Real Madrid defeated Sporting Huelva 3-0 in Primera Iberdrola to finish off 2021 with a bang.
Below is my immediate reaction. Player ratings and post-match podcast to follow.
- Every football fan worth their salt knows that formations are arbitrary — mere guides for the outlook of the general shape. In fact, teams will take up multiple distinct structures throughout the course of a game as they progress from their goal to the opposition’s and retreat back without the ball. Nowhere was this idea more visible than in Madrid’s match today. Real Madrid built from a back four off of goal kicks (Ivana LB) before transitioning into a 3-4-1-2 (Maite CAM). On a turnover, they would defend in a 4-4-2 (Maite RM).
- If done right, these changes can manipulate the defensive shape in ways that open lanes and cause breakdowns and manifest clean progressions towards goal. Madrid weren’t quite able to achieve that in the first half. The transition from back four to back three was confused in the initial phase. Babs and Ivana stretched incredibly wide while Rocío drifted into the center, preventing the tight, secure connections that are supposed to appear from having an extra figure in the defensive line. Buoyed by Madrid’s labored approaches into the middle third and some giveaways from Ivana, Sporting slowly pushed their line higher and higher, forcing difficult passes and baiting Babs into going long.
- Real Madrid didn’t necessarily change their shapes in the second half but came out with greater on-ball security and clarity in the middle third. They reset into their intended style, switching more frequently and using their central occupation to find wide openings on the regular. Esther kickstarted the much-improved second period with a rebound goal off of a set-piece.
- Esther continued to stay involved, making a run in behind, turning, and firing a nutmeg pass to Zornoza, benefitting Nahikari who arrived late.
Nahikari goal, Zornoza assist pic.twitter.com/kvCAMyIKpk— Hedonist (@The_Hedonist_6) December 22, 2021
- Yet it was Athenea who was maybe the star of the second forty-five minutes. After flashing brilliance in the first period, she came out of the tunnel on a different level, flying past defenders like they weren’t there to feed passes to the far side or shoot on goal herself.
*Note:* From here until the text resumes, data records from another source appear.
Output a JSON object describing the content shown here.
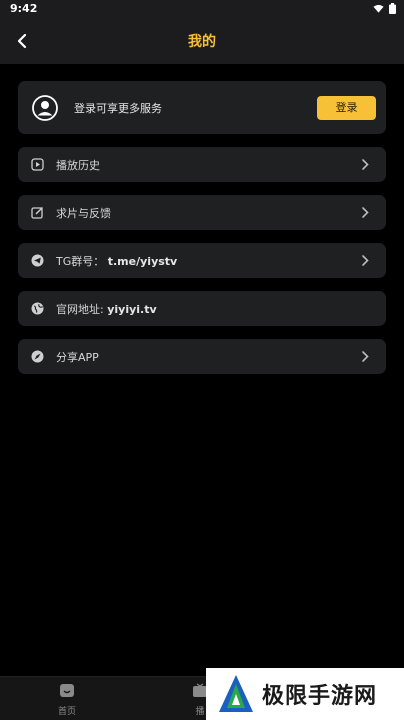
{
  "status_bar": {
    "time": "9:42"
  },
  "header": {
    "title": "我的"
  },
  "login_card": {
    "prompt": "登录可享更多服务",
    "button_label": "登录"
  },
  "menu": [
    {
      "icon": "play-history-icon",
      "label": "播放历史",
      "has_arrow": true
    },
    {
      "icon": "edit-feedback-icon",
      "label": "求片与反馈",
      "has_arrow": true
    },
    {
      "icon": "telegram-icon",
      "label_prefix": "TG群号：",
      "label_value": "t.me/yiystv",
      "has_arrow": true
    },
    {
      "icon": "globe-icon",
      "label_prefix": "官网地址:",
      "label_value": "yiyiyi.tv",
      "has_arrow": false
    },
    {
      "icon": "compass-share-icon",
      "label": "分享APP",
      "has_arrow": true
    }
  ],
  "bottom_nav": {
    "home_label": "首页",
    "play_label": "播"
  },
  "watermark": {
    "text": "极限手游网"
  },
  "colors": {
    "accent": "#f6c137",
    "background": "#000000",
    "card": "#1f2022"
  }
}
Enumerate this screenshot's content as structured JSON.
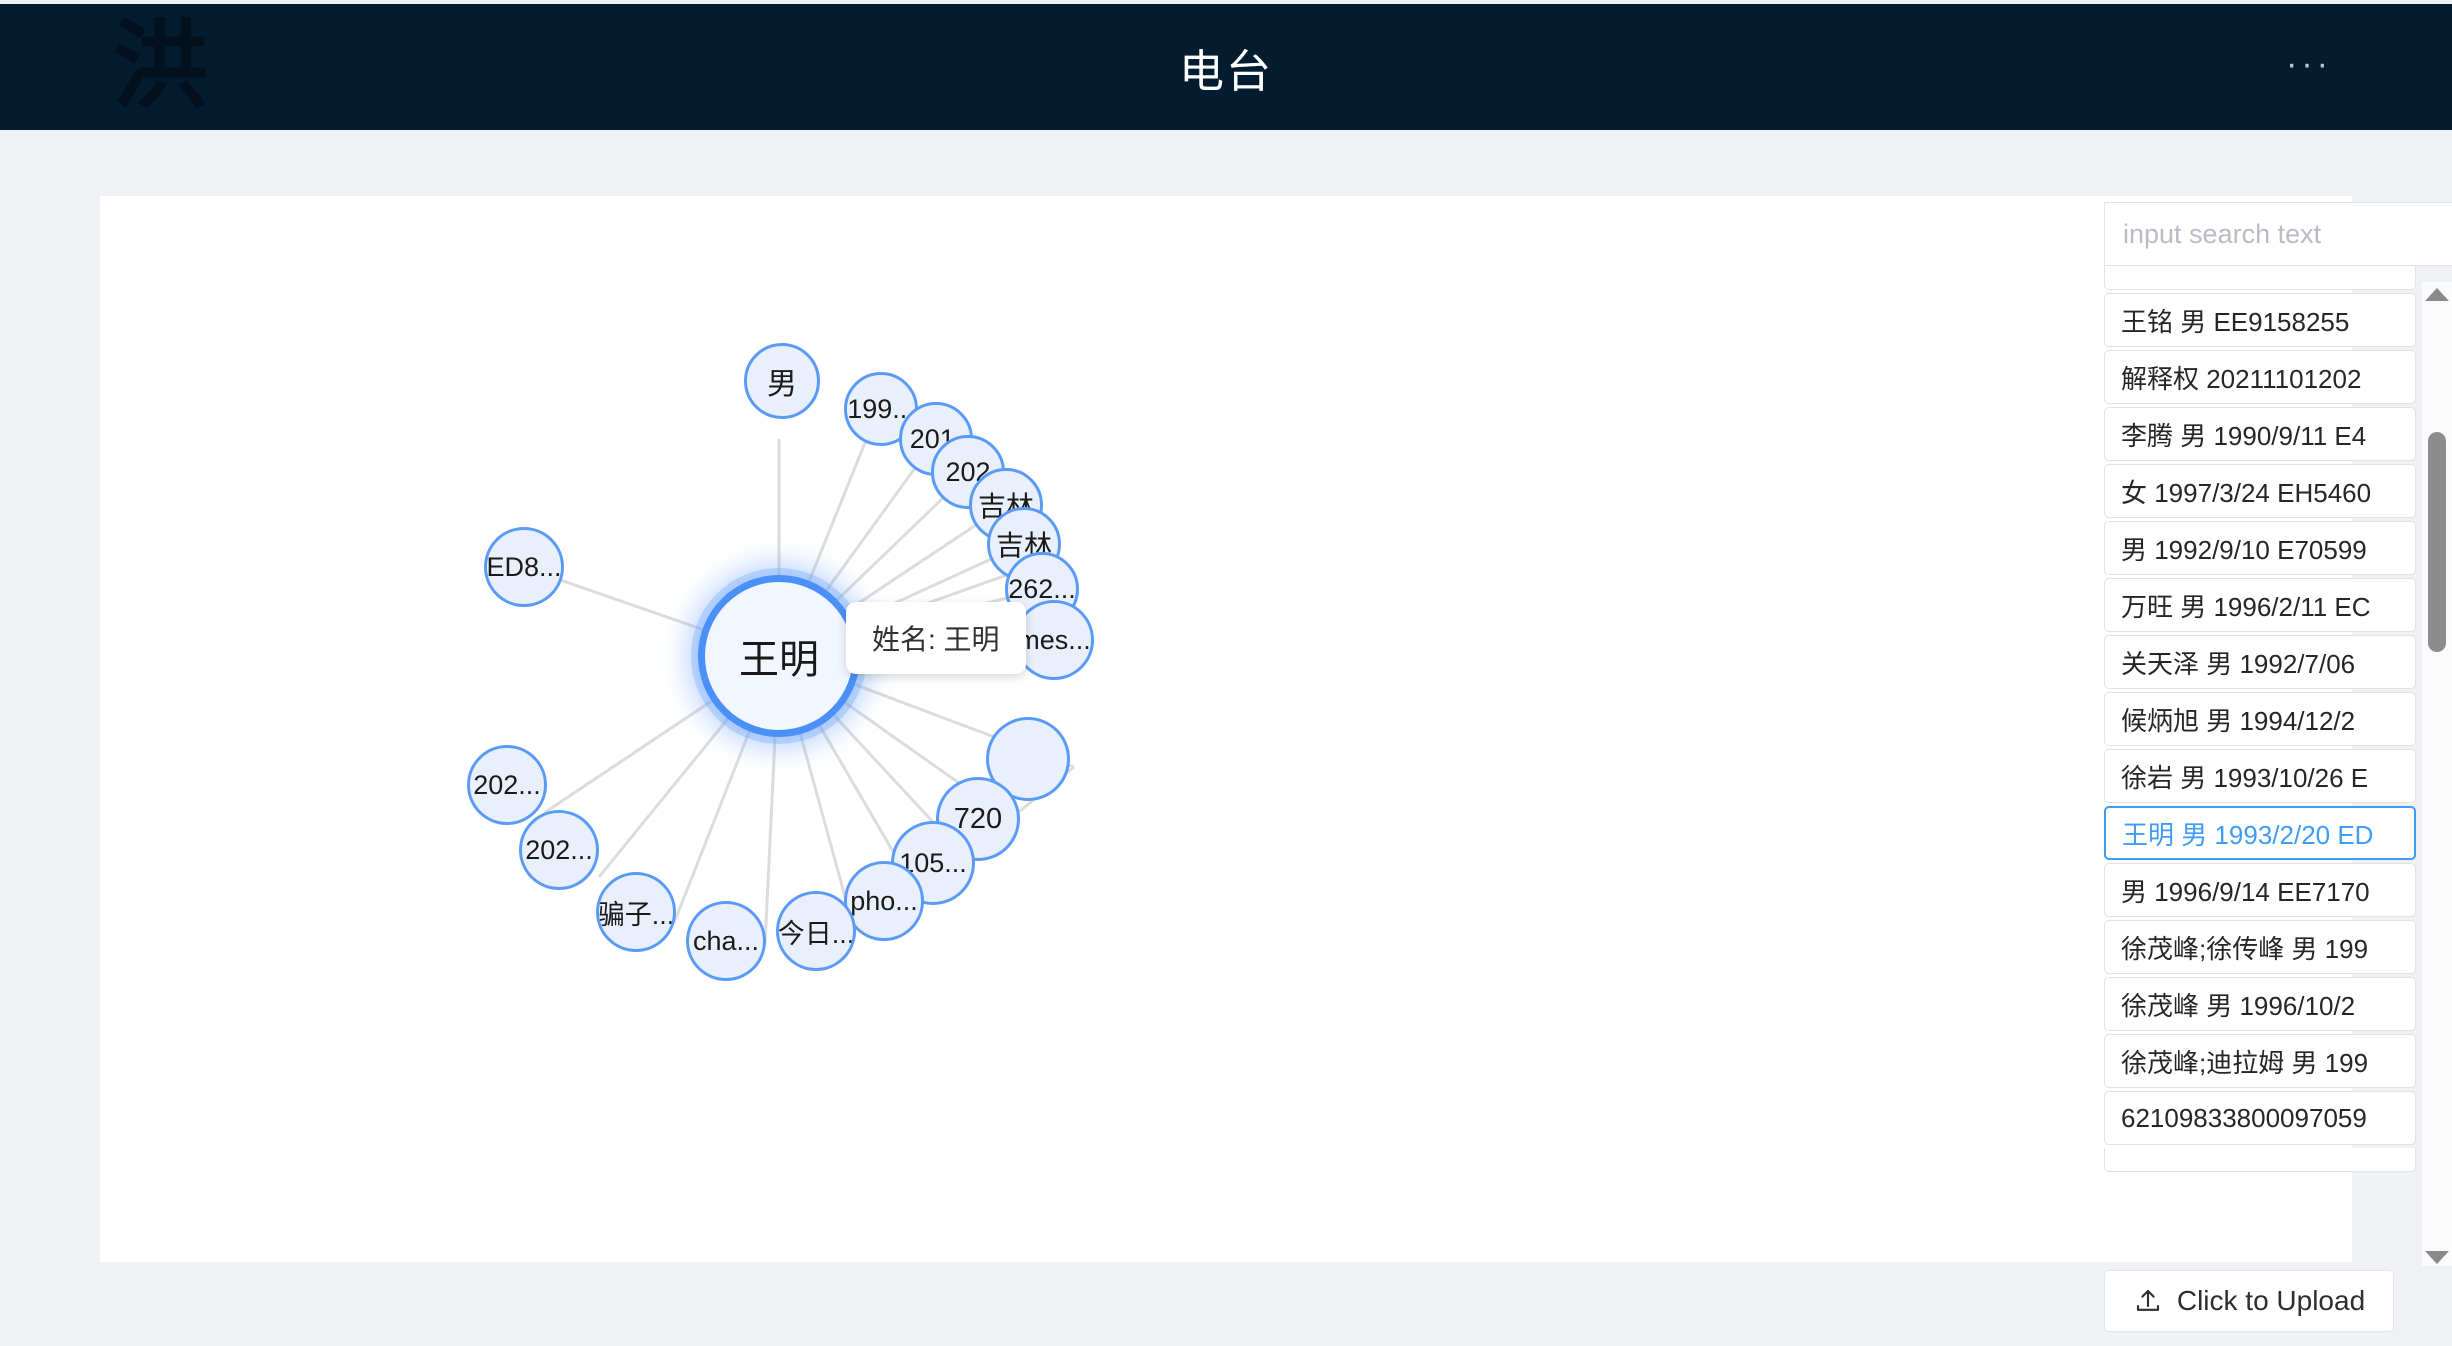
{
  "header": {
    "logo_char": "洪",
    "title": "电台",
    "more_label": "···"
  },
  "graph": {
    "tooltip": "姓名: 王明",
    "center_node": {
      "label": "王明"
    },
    "nodes": [
      {
        "id": "n1",
        "label": "男"
      },
      {
        "id": "n2",
        "label": "199..."
      },
      {
        "id": "n3",
        "label": "201."
      },
      {
        "id": "n4",
        "label": "202"
      },
      {
        "id": "n5",
        "label": "吉林"
      },
      {
        "id": "n6",
        "label": "吉林"
      },
      {
        "id": "n7",
        "label": "262..."
      },
      {
        "id": "n8",
        "label": "mes..."
      },
      {
        "id": "n9",
        "label": ""
      },
      {
        "id": "n10",
        "label": "720"
      },
      {
        "id": "n11",
        "label": "105..."
      },
      {
        "id": "n12",
        "label": "pho..."
      },
      {
        "id": "n13",
        "label": "今日..."
      },
      {
        "id": "n14",
        "label": "cha..."
      },
      {
        "id": "n15",
        "label": "骗子..."
      },
      {
        "id": "n16",
        "label": "202..."
      },
      {
        "id": "n17",
        "label": "202..."
      },
      {
        "id": "n18",
        "label": "ED8..."
      }
    ]
  },
  "search": {
    "value": "",
    "placeholder": "input search text",
    "icon": "search-icon"
  },
  "list": {
    "partial_top_item": "",
    "items": [
      {
        "text": "王铭 男 EE9158255",
        "selected": false
      },
      {
        "text": "解释权 20211101202",
        "selected": false
      },
      {
        "text": "李腾 男 1990/9/11 E4",
        "selected": false
      },
      {
        "text": "女 1997/3/24 EH5460",
        "selected": false
      },
      {
        "text": "男 1992/9/10 E70599",
        "selected": false
      },
      {
        "text": "万旺 男 1996/2/11 EC",
        "selected": false
      },
      {
        "text": "关天泽 男 1992/7/06",
        "selected": false
      },
      {
        "text": "候炳旭 男 1994/12/2",
        "selected": false
      },
      {
        "text": "徐岩 男 1993/10/26 E",
        "selected": false
      },
      {
        "text": "王明 男 1993/2/20 ED",
        "selected": true
      },
      {
        "text": "男 1996/9/14 EE7170",
        "selected": false
      },
      {
        "text": "徐茂峰;徐传峰 男 199",
        "selected": false
      },
      {
        "text": "徐茂峰 男 1996/10/2",
        "selected": false
      },
      {
        "text": "徐茂峰;迪拉姆 男 199",
        "selected": false
      },
      {
        "text": "62109833800097059",
        "selected": false
      }
    ]
  },
  "upload": {
    "label": "Click to Upload",
    "icon": "upload-icon"
  },
  "colors": {
    "header_bg": "#031c30",
    "page_bg": "#f0f1f5",
    "accent": "#3f9cf8",
    "node_border": "#5b9bf8",
    "node_fill": "#eaf0fb"
  }
}
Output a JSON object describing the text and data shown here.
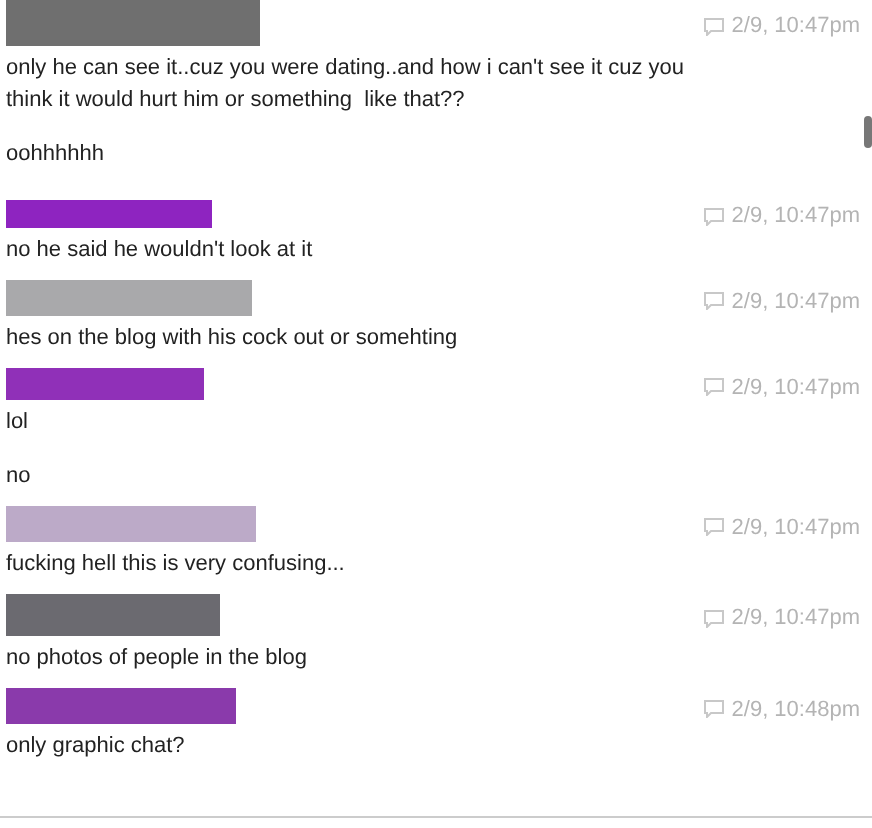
{
  "messages": [
    {
      "color": "#6f6f6f",
      "time": "2/9, 10:47pm",
      "lines": [
        "only he can see it..cuz you were dating..and how i can't see it cuz you think it would hurt him or something  like that??",
        "oohhhhhh"
      ]
    },
    {
      "color": "#8e24c0",
      "time": "2/9, 10:47pm",
      "lines": [
        "no he said he wouldn't look at it"
      ]
    },
    {
      "color": "#a9a9ab",
      "time": "2/9, 10:47pm",
      "lines": [
        "hes on the blog with his cock out or somehting"
      ]
    },
    {
      "color": "#9030b8",
      "time": "2/9, 10:47pm",
      "lines": [
        "lol",
        "no"
      ]
    },
    {
      "color": "#bcaac8",
      "time": "2/9, 10:47pm",
      "lines": [
        "fucking hell this is very confusing..."
      ]
    },
    {
      "color": "#6b6a70",
      "time": "2/9, 10:47pm",
      "lines": [
        "no photos of people in the blog"
      ]
    },
    {
      "color": "#8a3aab",
      "time": "2/9, 10:48pm",
      "lines": [
        "only graphic chat?"
      ]
    }
  ]
}
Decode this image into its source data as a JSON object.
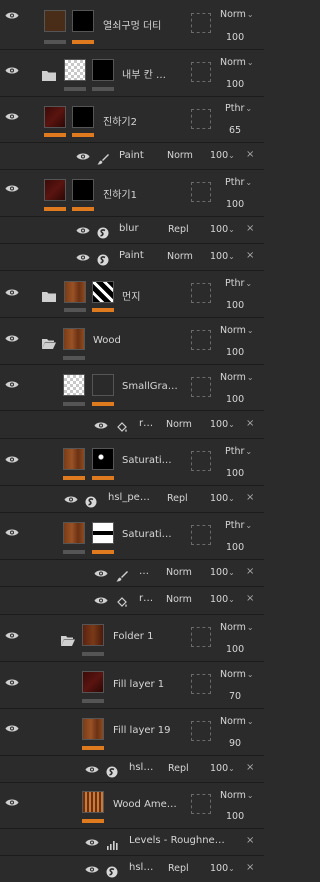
{
  "layers": [
    {
      "id": "l1",
      "name": "열쇠구멍 더티",
      "blend": "Norm",
      "opacity": "100"
    },
    {
      "id": "l2",
      "name": "내부 칸 …",
      "blend": "Norm",
      "opacity": "100"
    },
    {
      "id": "l3",
      "name": "진하기2",
      "blend": "Pthr",
      "opacity": "65"
    },
    {
      "id": "l3a",
      "name": "Paint",
      "blend": "Norm",
      "opacity": "100"
    },
    {
      "id": "l4",
      "name": "진하기1",
      "blend": "Pthr",
      "opacity": "100"
    },
    {
      "id": "l4a",
      "name": "blur",
      "blend": "Repl",
      "opacity": "100"
    },
    {
      "id": "l4b",
      "name": "Paint",
      "blend": "Norm",
      "opacity": "100"
    },
    {
      "id": "l5",
      "name": "먼지",
      "blend": "Pthr",
      "opacity": "100"
    },
    {
      "id": "l6",
      "name": "Wood",
      "blend": "Norm",
      "opacity": "100"
    },
    {
      "id": "l7",
      "name": "SmallGra…",
      "blend": "Norm",
      "opacity": "100"
    },
    {
      "id": "l7a",
      "name": "r…",
      "blend": "Norm",
      "opacity": "100"
    },
    {
      "id": "l8",
      "name": "Saturati…",
      "blend": "Pthr",
      "opacity": "100"
    },
    {
      "id": "l8a",
      "name": "hsl_pe…",
      "blend": "Repl",
      "opacity": "100"
    },
    {
      "id": "l9",
      "name": "Saturati…",
      "blend": "Pthr",
      "opacity": "100"
    },
    {
      "id": "l9a",
      "name": "…",
      "blend": "Norm",
      "opacity": "100"
    },
    {
      "id": "l9b",
      "name": "r…",
      "blend": "Norm",
      "opacity": "100"
    },
    {
      "id": "l10",
      "name": "Folder 1",
      "blend": "Norm",
      "opacity": "100"
    },
    {
      "id": "l11",
      "name": "Fill layer 1",
      "blend": "Norm",
      "opacity": "70"
    },
    {
      "id": "l12",
      "name": "Fill layer 19",
      "blend": "Norm",
      "opacity": "90"
    },
    {
      "id": "l12a",
      "name": "hsl…",
      "blend": "Repl",
      "opacity": "100"
    },
    {
      "id": "l13",
      "name": "Wood Ame…",
      "blend": "Norm",
      "opacity": "100"
    },
    {
      "id": "l13a",
      "name": "Levels - Roughne…",
      "blend": "",
      "opacity": ""
    },
    {
      "id": "l13b",
      "name": "hsl…",
      "blend": "Repl",
      "opacity": "100"
    }
  ],
  "colors": {
    "accent": "#e07a1f",
    "bg": "#2b2b2b"
  }
}
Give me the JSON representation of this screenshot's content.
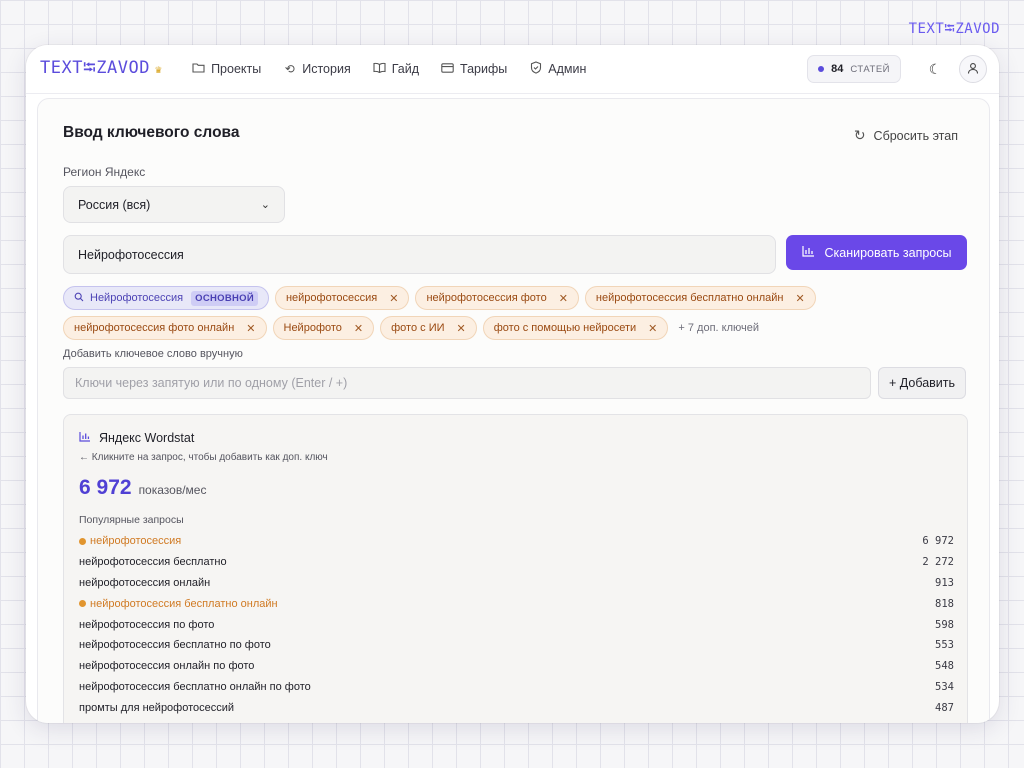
{
  "corner_logo": "TEXT⭾ZAVOD",
  "header": {
    "logo_text": "TEXT⭾ZAVOD",
    "nav": [
      {
        "label": "Проекты",
        "icon": "folder-icon"
      },
      {
        "label": "История",
        "icon": "history-icon"
      },
      {
        "label": "Гайд",
        "icon": "book-icon"
      },
      {
        "label": "Тарифы",
        "icon": "card-icon"
      },
      {
        "label": "Админ",
        "icon": "shield-icon"
      }
    ],
    "credits_count": "84",
    "credits_label": "СТАТЕЙ"
  },
  "panel": {
    "title": "Ввод ключевого слова",
    "reset_label": "Сбросить этап",
    "region_label": "Регион Яндекс",
    "region_value": "Россия (вся)",
    "keyword_value": "Нейрофотосессия",
    "scan_label": "Сканировать запросы",
    "primary_tag": {
      "label": "Нейрофотосессия",
      "badge": "ОСНОВНОЙ"
    },
    "tags_row1": [
      "нейрофотосессия",
      "нейрофотосессия фото",
      "нейрофотосессия бесплатно онлайн"
    ],
    "tags_row2": [
      "нейрофотосессия фото онлайн",
      "Нейрофото",
      "фото с ИИ",
      "фото с помощью нейросети"
    ],
    "more_keys": "+ 7 доп. ключей",
    "manual_label": "Добавить ключевое слово вручную",
    "manual_placeholder": "Ключи через запятую или по одному (Enter / +)",
    "add_label": "+ Добавить"
  },
  "wordstat": {
    "title": "Яндекс Wordstat",
    "hint": "← Кликните на запрос, чтобы добавить как доп. ключ",
    "total": "6 972",
    "total_unit": "показов/мес",
    "popular_label": "Популярные запросы",
    "rows": [
      {
        "query": "нейрофотосессия",
        "count": "6 972",
        "selected": true
      },
      {
        "query": "нейрофотосессия бесплатно",
        "count": "2 272",
        "selected": false
      },
      {
        "query": "нейрофотосессия онлайн",
        "count": "913",
        "selected": false
      },
      {
        "query": "нейрофотосессия бесплатно онлайн",
        "count": "818",
        "selected": true
      },
      {
        "query": "нейрофотосессия по фото",
        "count": "598",
        "selected": false
      },
      {
        "query": "нейрофотосессия бесплатно по фото",
        "count": "553",
        "selected": false
      },
      {
        "query": "нейрофотосессия онлайн по фото",
        "count": "548",
        "selected": false
      },
      {
        "query": "нейрофотосессия бесплатно онлайн по фото",
        "count": "534",
        "selected": false
      },
      {
        "query": "промты для нейрофотосессий",
        "count": "487",
        "selected": false
      }
    ]
  }
}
ATHENEA WITH A STUNNING STRIKE pic.twitter.com/4sqxua7DPf— Hedonist (@The_Hedonist_6) December 22, 2021
- The controversy over Esther’s role in this side and her relationship with Nahikari will seemingly never end. Alongside Nahikari, who occupies the defensive line and makes runs in behind, Esther sees herself as the playmaker. Alongside Asllani, Esther sees herself as the striker. Esther provides value in both roles but her imperfections in the latter are much greater. For all her strength and tenacity holding the ball up, she delays the pass too frequently and tends to roam more as a rule and less as a tactical necessity. In certain moments, that can be frustrating. In others, she creates progressions that couldn’t have materialized otherwise. Yet all of this passionate discourse glosses over her very real goal contributions regardless of where she plays. An opener off of a corner and a pre-assist to help set up Nahikari are more than enough to make a player a net positive. It takes a lot for synergistic imperfections to overwhelm that.